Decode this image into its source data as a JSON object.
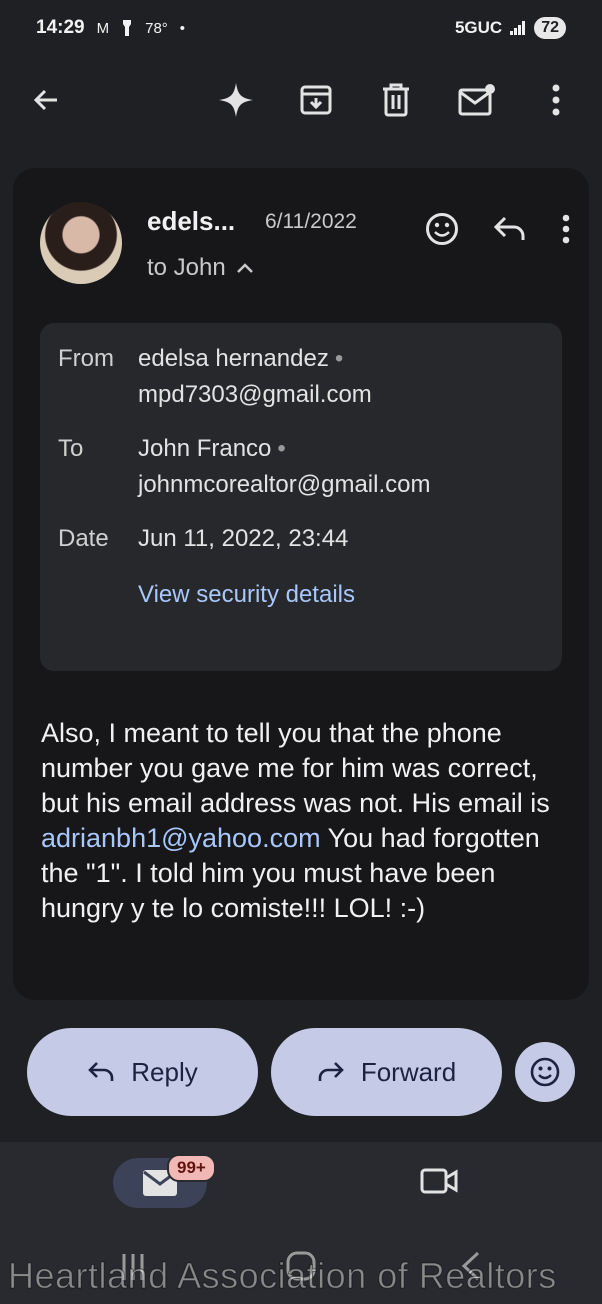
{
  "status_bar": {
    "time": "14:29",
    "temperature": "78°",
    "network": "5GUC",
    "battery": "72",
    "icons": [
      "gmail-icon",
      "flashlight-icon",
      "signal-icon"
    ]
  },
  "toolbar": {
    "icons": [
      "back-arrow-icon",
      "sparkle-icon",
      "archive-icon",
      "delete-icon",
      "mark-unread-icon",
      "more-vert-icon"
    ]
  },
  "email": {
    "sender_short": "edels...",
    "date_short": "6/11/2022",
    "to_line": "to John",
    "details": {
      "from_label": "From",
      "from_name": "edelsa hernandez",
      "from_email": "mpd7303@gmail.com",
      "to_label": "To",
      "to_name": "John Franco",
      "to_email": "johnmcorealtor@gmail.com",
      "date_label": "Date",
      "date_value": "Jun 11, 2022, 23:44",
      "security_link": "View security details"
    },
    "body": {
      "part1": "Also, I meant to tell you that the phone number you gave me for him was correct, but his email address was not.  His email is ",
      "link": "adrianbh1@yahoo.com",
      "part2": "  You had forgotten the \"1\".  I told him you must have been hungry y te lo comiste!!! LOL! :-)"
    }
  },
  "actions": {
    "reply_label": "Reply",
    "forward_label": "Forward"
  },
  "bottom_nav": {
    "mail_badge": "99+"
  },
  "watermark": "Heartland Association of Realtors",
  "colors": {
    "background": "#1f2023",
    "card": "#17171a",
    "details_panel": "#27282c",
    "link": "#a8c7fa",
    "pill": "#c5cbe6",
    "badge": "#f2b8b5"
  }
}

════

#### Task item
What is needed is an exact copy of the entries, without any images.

#### Result
Decode this image into its source data as a JSON object.
{
  "status_bar": {
    "time": "14:29",
    "temperature": "78°",
    "network": "5GUC",
    "battery": "72",
    "icons": [
      "gmail-icon",
      "flashlight-icon",
      "signal-icon"
    ]
  },
  "toolbar": {
    "icons": [
      "back-arrow-icon",
      "sparkle-icon",
      "archive-icon",
      "delete-icon",
      "mark-unread-icon",
      "more-vert-icon"
    ]
  },
  "email": {
    "sender_short": "edels...",
    "date_short": "6/11/2022",
    "to_line": "to John",
    "details": {
      "from_label": "From",
      "from_name": "edelsa hernandez",
      "from_email": "mpd7303@gmail.com",
      "to_label": "To",
      "to_name": "John Franco",
      "to_email": "johnmcorealtor@gmail.com",
      "date_label": "Date",
      "date_value": "Jun 11, 2022, 23:44",
      "security_link": "View security details"
    },
    "body": {
      "part1": "Also, I meant to tell you that the phone number you gave me for him was correct, but his email address was not.  His email is ",
      "link": "adrianbh1@yahoo.com",
      "part2": "  You had forgotten the \"1\".  I told him you must have been hungry y te lo comiste!!! LOL! :-)"
    }
  },
  "actions": {
    "reply_label": "Reply",
    "forward_label": "Forward"
  },
  "bottom_nav": {
    "mail_badge": "99+"
  },
  "watermark": "Heartland Association of Realtors",
  "colors": {
    "background": "#1f2023",
    "card": "#17171a",
    "details_panel": "#27282c",
    "link": "#a8c7fa",
    "pill": "#c5cbe6",
    "badge": "#f2b8b5"
  }
}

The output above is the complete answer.